The invitations have been delivered and it looks as if there will indeed be US-led conference next week in Annapolis to address the Israeli-Palestinian conflict. After six years of neglecting the issue, President Bush and Secretary of State Condoleezza Rice are to be commended for finally trying. Just getting all the key players in the same room, however, assuming they can pull that off, will not be enough.

The Americans have not been getting anything close to the help they need. Many of the key Arab states, most notably Saudi Arabia, spent weeks playing coy about whether they would attend and whom they would send. Finally, the Saudi foreign minister confirmed yesterday that he would be

there. It is no surprise that even moderate Arab leaders do not have much confidence in either Rice’s diplomatic skills or Bush’s willingness to press the Israelis to compromise.

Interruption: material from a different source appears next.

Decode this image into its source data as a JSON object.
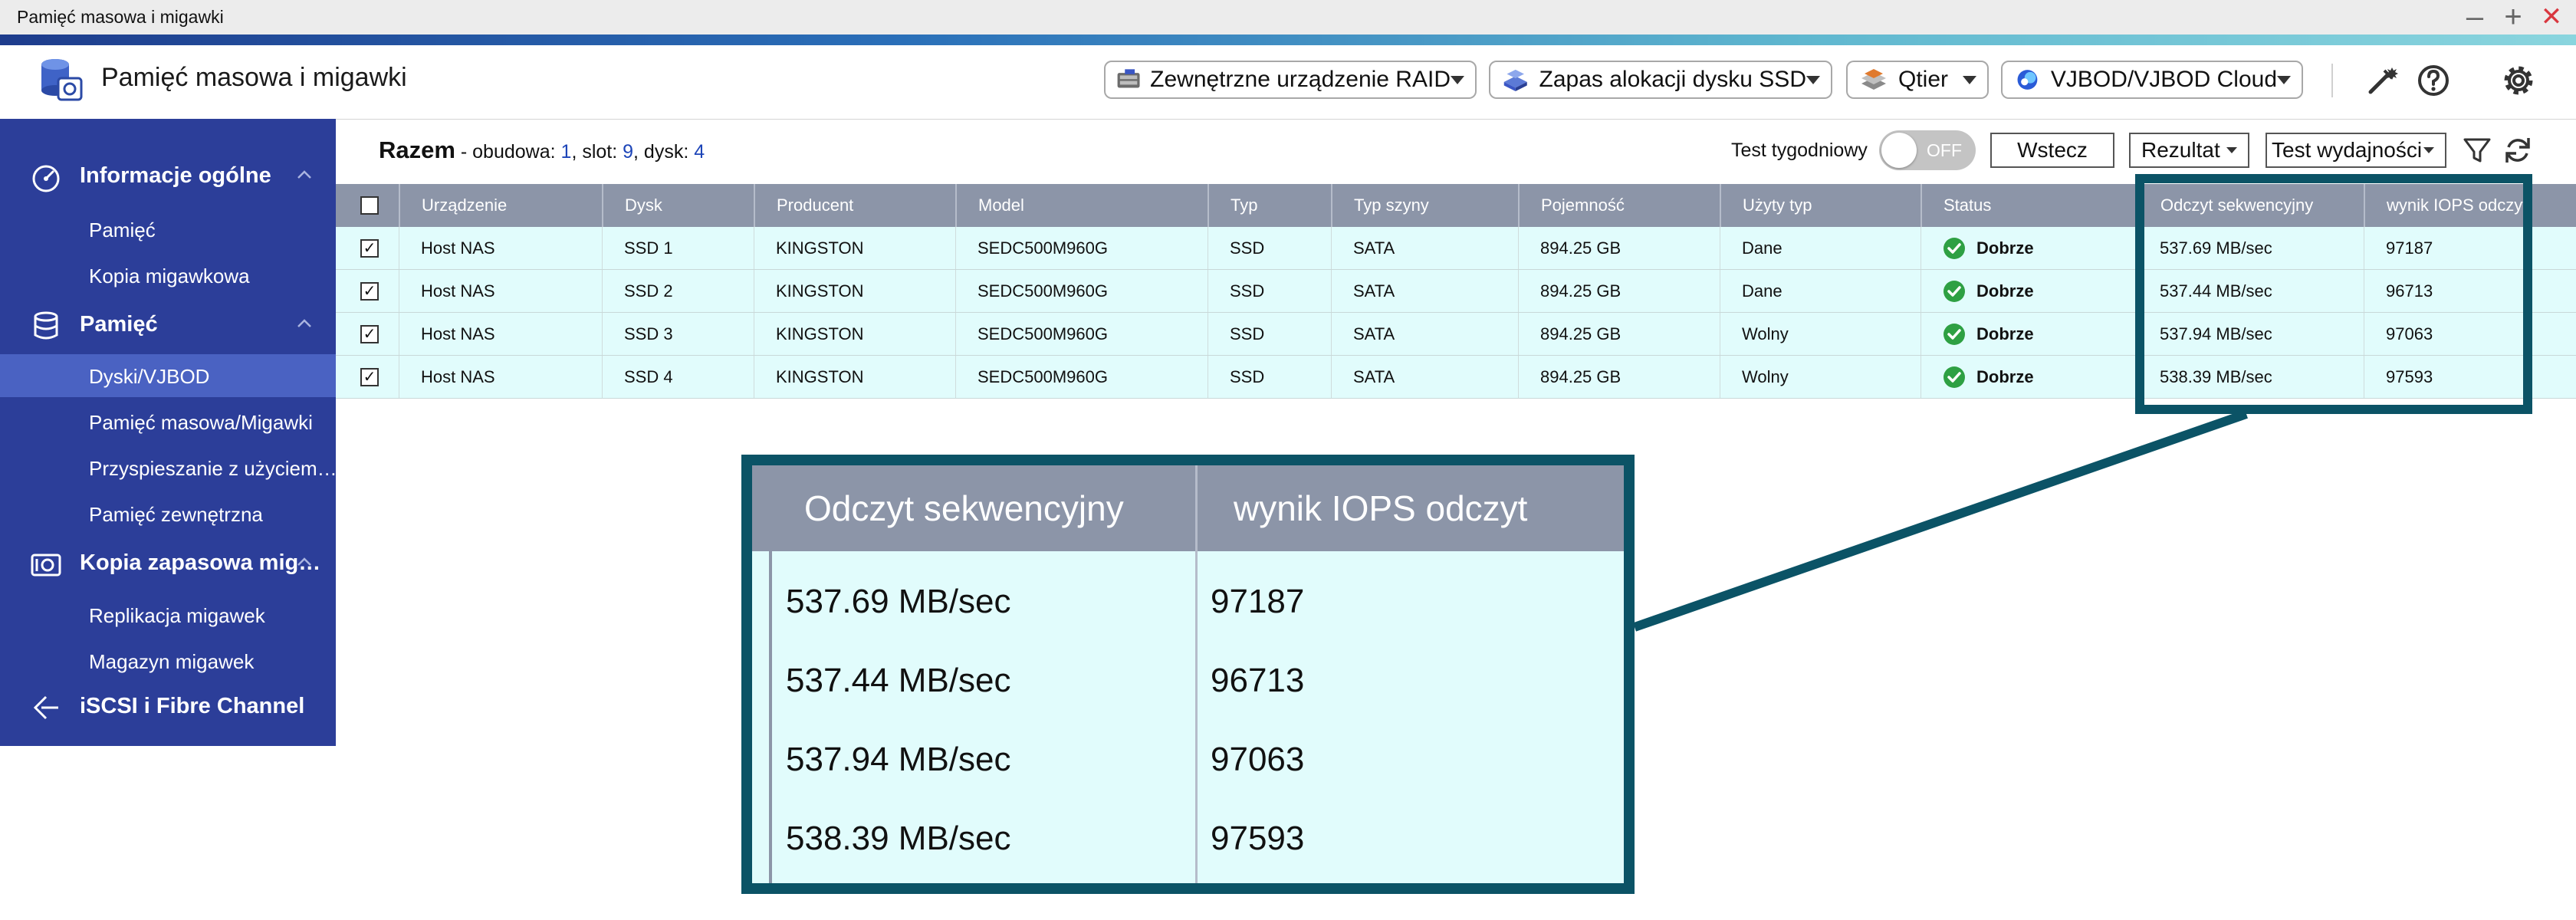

To be credible, the conference needs to begin serious, detailed and sustained talks on the core issues: the borders of a Palestinian state, the fate of refugees, the future of Jerusalem and a guarantee for Israel’s legitimate security concerns. Bush must demonstrate that he has a clear post-Annapolis strategy. A conference that withers away once the TV cameras leave Annapolis could be worse than no conference at all.